Website pricing is complex and there are many variables that will change the price of a project. By understanding what your budget is, a web designer can recommend a solution that will fit your needs, including that budget, or they can explain to you that your numbers are unrealistic for what you are hoping to achieve. What they cannot do is blindly guess at what your desired budgetary number is and hope that the solution they present is in-line with what you can afford.

What Do We Like?

In addition to your goals for the site, you should also have an understanding of what you like in a website. This could include the visual characteristics of the design, like colour, typography, and images, or it could be the way a site works for you and helps you complete a specific task.

Being able to give examples of sites that appeal to you gives the teams you are talking to some context as to where your tastes run and what kind of site you are hoping for.

What Do We Not Like?

On the flip side of this equation, you should also have an idea of what you do not like in a website. This information will help the web design team know what solutions or design treatments to stay away from so that they do not present ideas that run counter to your tastes.

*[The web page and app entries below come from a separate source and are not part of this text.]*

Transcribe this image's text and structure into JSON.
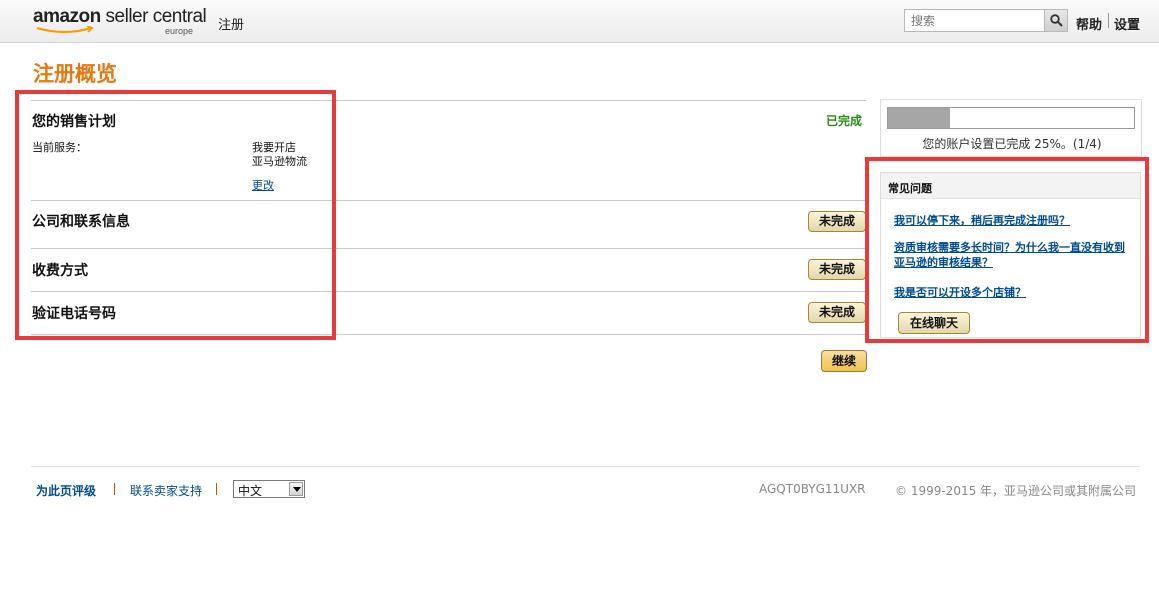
{
  "header": {
    "logo_brand_bold": "amazon",
    "logo_brand_rest": " seller central",
    "logo_sub": "europe",
    "nav_register": "注册",
    "search_placeholder": "搜索",
    "help": "帮助",
    "settings": "设置"
  },
  "page": {
    "title": "注册概览"
  },
  "plan": {
    "title": "您的销售计划",
    "status": "已完成",
    "service_label": "当前服务：",
    "service_values": [
      "我要开店",
      "亚马逊物流"
    ],
    "change_link": "更改"
  },
  "sections": [
    {
      "title": "公司和联系信息",
      "button": "未完成"
    },
    {
      "title": "收费方式",
      "button": "未完成"
    },
    {
      "title": "验证电话号码",
      "button": "未完成"
    }
  ],
  "continue_button": "继续",
  "progress": {
    "fraction": 0.25,
    "text": "您的账户设置已完成 25%。(1/4)"
  },
  "faq": {
    "title": "常见问题",
    "links": [
      "我可以停下来，稍后再完成注册吗？",
      "资质审核需要多长时间？为什么我一直没有收到亚马逊的审核结果？",
      "我是否可以开设多个店铺？"
    ],
    "chat_button": "在线聊天"
  },
  "footer": {
    "rate_page": "为此页评级",
    "contact_support": "联系卖家支持",
    "language": "中文",
    "code": "AGQT0BYG11UXR",
    "copyright": "© 1999-2015 年，亚马逊公司或其附属公司"
  },
  "colors": {
    "title_orange": "#e47911",
    "done_green": "#2a8a15",
    "link_blue": "#004b91",
    "highlight_red": "#e8393b"
  }
}
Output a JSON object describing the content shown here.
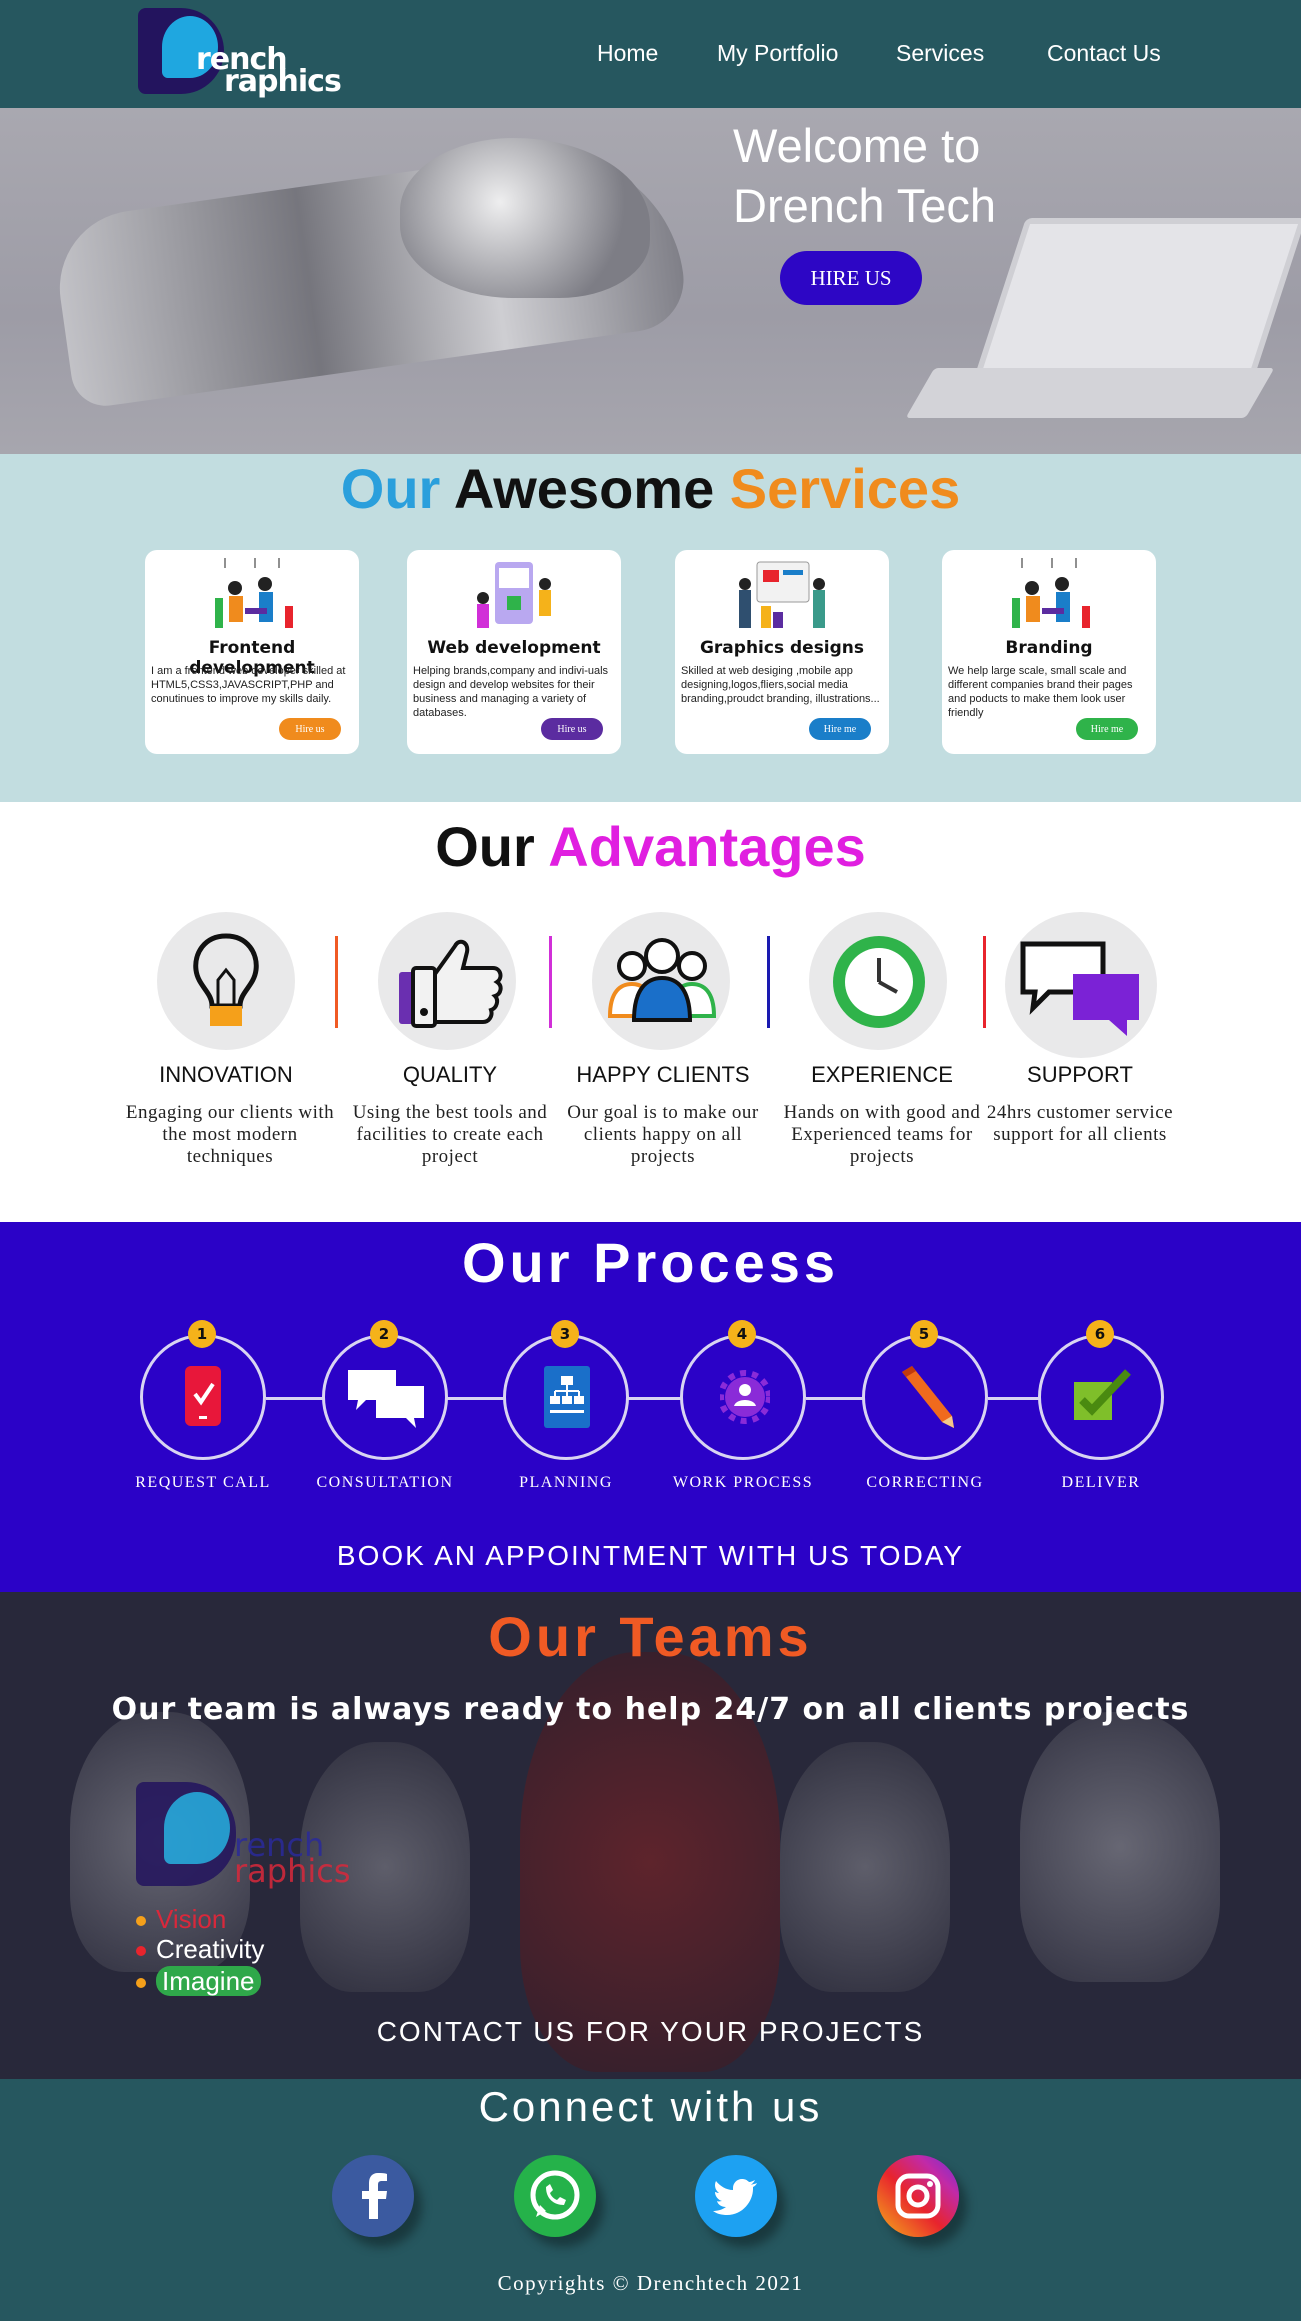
{
  "header": {
    "logo_line1": "rench",
    "logo_line2": "raphics",
    "nav": [
      "Home",
      "My Portfolio",
      "Services",
      "Contact Us"
    ]
  },
  "hero": {
    "title_line1": "Welcome to",
    "title_line2": "Drench Tech",
    "hire_button": "HIRE US"
  },
  "services": {
    "title": {
      "w1": "Our",
      "w2": "Awesome",
      "w3": "Services"
    },
    "cards": [
      {
        "title": "Frontend development",
        "desc": "I am a frontend web developer skilled at HTML5,CSS3,JAVASCRIPT,PHP and conutinues to improve my skills daily.",
        "button": "Hire us",
        "color": "#f08b1d"
      },
      {
        "title": "Web development",
        "desc": "Helping brands,company and indivi-uals design and develop websites for their business and managing a variety of databases.",
        "button": "Hire us",
        "color": "#5b2ca0"
      },
      {
        "title": "Graphics designs",
        "desc": "Skilled at web desiging ,mobile app designing,logos,fliers,social media branding,proudct branding, illustrations...",
        "button": "Hire me",
        "color": "#1a7ec9"
      },
      {
        "title": "Branding",
        "desc": "We help large scale, small scale and different companies brand their pages and poducts to make them look user friendly",
        "button": "Hire me",
        "color": "#2fb34a"
      }
    ]
  },
  "advantages": {
    "title": {
      "w1": "Our",
      "w2": "Advantages"
    },
    "items": [
      {
        "name": "INNOVATION",
        "desc": "Engaging our clients with the most modern techniques",
        "icon": "lightbulb-icon"
      },
      {
        "name": "QUALITY",
        "desc": "Using the best tools and facilities to create each  project",
        "icon": "thumbs-up-icon"
      },
      {
        "name": "HAPPY CLIENTS",
        "desc": "Our goal is to make our clients happy on all projects",
        "icon": "group-icon"
      },
      {
        "name": "EXPERIENCE",
        "desc": "Hands on with good and Experienced teams for projects",
        "icon": "clock-icon"
      },
      {
        "name": "SUPPORT",
        "desc": "24hrs customer service support for all clients",
        "icon": "chat-bubbles-icon"
      }
    ],
    "divider_colors": [
      "#f05a24",
      "#d12fd8",
      "#1a1ab0",
      "#e8242d"
    ]
  },
  "process": {
    "title": "Our Process",
    "steps": [
      {
        "num": "1",
        "label": "REQUEST CALL",
        "icon": "phone-icon"
      },
      {
        "num": "2",
        "label": "CONSULTATION",
        "icon": "chat-icon"
      },
      {
        "num": "3",
        "label": "PLANNING",
        "icon": "sitemap-icon"
      },
      {
        "num": "4",
        "label": "WORK PROCESS",
        "icon": "gear-icon"
      },
      {
        "num": "5",
        "label": "CORRECTING",
        "icon": "pencil-icon"
      },
      {
        "num": "6",
        "label": "DELIVER",
        "icon": "checkbox-icon"
      }
    ],
    "cta": "BOOK AN APPOINTMENT WITH US TODAY"
  },
  "teams": {
    "title": "Our Teams",
    "subtitle": "Our team is always ready to help 24/7 on all clients projects",
    "logo_line1": "rench",
    "logo_line2": "raphics",
    "bullets": [
      "Vision",
      "Creativity",
      "Imagine"
    ],
    "cta": "CONTACT US FOR YOUR PROJECTS"
  },
  "connect": {
    "title": "Connect with us",
    "socials": [
      "facebook-icon",
      "whatsapp-icon",
      "twitter-icon",
      "instagram-icon"
    ],
    "copyright": "Copyrights © Drenchtech 2021"
  }
}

What is Our Timeline?

In addition to functionality, the timeframe in which you need a website is one of the key elements that will dictate the scope and pricing of a project. Depending on when you need a site done by, a web team that you are considering may not even be available to take on that project if they have other obligations already scheduled. This is why you need to have at least a general timeline of when you need the site done by.

In many cases, companies simply want their new website done "as soon as possible." This makes sense. Once you have committed to that redesign, you want it done and live for the world to see! Unless you have a specific date to hit (because of a product launch, company anniversary, or some other event), you should be flexible in your hopeful timeline.

What Else?

These are just a few of the questions you should be asking before you start shopping for a new website. There will undoubtedly be many others that arise as you speak to web professionals and also when you kick off that project. By answering the questions posed here before you even begin your search, you get your team on the right page and prepare yourself for those future question and the decisions that will have to be made as you work towards creating a successful new website.